I heard recently that 40 is the new 20! With so much exposure to what is current via TV, the internet and social media, it’s easier than ever to keep up with what’s trending and in style. One thing that is definitely never in style is squinting to read or see things up close! As we age, most people will find that their near vision gets worse! So, why is it when people hit the magic age of 40 that they start to have problems with reading? Read this week’s blog article to find out what causes reading problems as we age!
We are all too familiar with how our body changes with age. Just like the rest of our body, our eyes and vision also changes with age. This change in vision happen usually happens after the age of 40. This is when people will start to have difficulty with reading and seeing up close. This change is called Presbyopia. Being presbyopic, can make it hard to function throughout the day, especially if you are required to do a lot of reading or near tasks. As a result, most people turn to eyeglasses as a solution to their new vision problem. However, many people dread wearing eyeglasses, as there is often a perception that glasses makes a person look older. Well, we’re here to debunk this idea. There are many ways that eyeglasses can be your secret fountain of youth, and make you look younger!

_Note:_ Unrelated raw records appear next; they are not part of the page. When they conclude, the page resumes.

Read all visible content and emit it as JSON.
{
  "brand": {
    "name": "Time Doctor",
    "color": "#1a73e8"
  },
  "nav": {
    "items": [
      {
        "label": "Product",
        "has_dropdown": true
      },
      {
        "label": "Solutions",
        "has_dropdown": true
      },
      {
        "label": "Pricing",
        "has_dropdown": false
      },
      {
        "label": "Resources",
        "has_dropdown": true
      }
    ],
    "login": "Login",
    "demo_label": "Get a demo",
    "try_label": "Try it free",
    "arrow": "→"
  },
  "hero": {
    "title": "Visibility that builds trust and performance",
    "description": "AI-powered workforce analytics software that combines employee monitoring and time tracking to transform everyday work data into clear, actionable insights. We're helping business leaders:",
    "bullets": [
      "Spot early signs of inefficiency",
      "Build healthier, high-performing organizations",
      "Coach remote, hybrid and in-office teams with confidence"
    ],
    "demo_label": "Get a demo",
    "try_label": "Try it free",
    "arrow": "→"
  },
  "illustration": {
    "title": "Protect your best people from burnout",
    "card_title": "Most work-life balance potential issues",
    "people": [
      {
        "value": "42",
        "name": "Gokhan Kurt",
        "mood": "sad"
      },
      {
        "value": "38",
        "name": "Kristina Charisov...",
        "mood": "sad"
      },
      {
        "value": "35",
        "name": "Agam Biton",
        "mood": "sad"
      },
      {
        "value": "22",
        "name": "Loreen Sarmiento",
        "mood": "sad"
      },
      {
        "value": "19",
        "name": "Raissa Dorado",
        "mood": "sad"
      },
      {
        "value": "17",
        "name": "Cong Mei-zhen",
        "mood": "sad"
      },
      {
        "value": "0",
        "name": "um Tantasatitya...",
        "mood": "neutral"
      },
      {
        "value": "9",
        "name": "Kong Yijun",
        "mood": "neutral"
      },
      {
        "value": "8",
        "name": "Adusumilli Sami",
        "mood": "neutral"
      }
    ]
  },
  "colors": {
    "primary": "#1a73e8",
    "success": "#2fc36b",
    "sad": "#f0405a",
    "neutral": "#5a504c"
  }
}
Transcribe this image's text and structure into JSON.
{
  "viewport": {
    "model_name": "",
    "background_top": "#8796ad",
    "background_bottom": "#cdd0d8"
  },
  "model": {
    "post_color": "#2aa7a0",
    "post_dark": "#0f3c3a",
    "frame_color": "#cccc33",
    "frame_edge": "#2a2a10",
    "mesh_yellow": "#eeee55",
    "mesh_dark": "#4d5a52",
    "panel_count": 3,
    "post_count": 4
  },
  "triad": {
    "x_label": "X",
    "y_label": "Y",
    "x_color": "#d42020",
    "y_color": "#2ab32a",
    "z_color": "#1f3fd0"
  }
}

It’s getting to be that time of year again, when you may find yourself with some unused optical benefits, or with left over money in a health spending account. Many insurance plans expire at the end of the year. Often, unused benefit dollars will not be carried forward. If you don’t use them, you lose them! This year, If you find yourself with extra money to put towards your eye care or multiple eyeglasses, now is a great time to do it! Many people are not aware that there are many advantages to owning multiple pairs of eyeglasses.
If you are over the age of 40, and reading small print is becoming more and more difficult, your optometrist may recommend you wear progressive lenses or a type of ‘no-line’ bifocal. There are many benefits to wearing glasses with a progressive lens. Cosmetically, there is no line, so no one else can tell you are wearing reading glasses. Furthermore, they are true multifocal lenses, providing a more natural and seamless progression from distance vision, to intermediate vision, to near vision. With a progressive lens, you can easily see to drive, look at your computer and also gaze down and look at nearby paperwork all with the same pair of glasses. However, there are hundreds of different progressive lens designs on the market today and it can be difficult as a consumer to know what makes each lens different and which would best suit your needs.
“My vision is fine, I don’t need glasses…” and “My glasses seem to not be working for me anymore!” These are some of the many remarks we as opticians hear from our patients who are getting closer to the age of 40; the age at which Presbyopia sinks in. Presbyopia is defined as the loss of elasticity of the lens of the aging eyes, occurring typically in middle age starting around the age of 40. Patients visiting our office often notice that it is gradually getting more difficult to read anything within arms reach. They also often complain of eye fatigue and light seeming dimmer. An eye exam is often used to confirm presbyopia.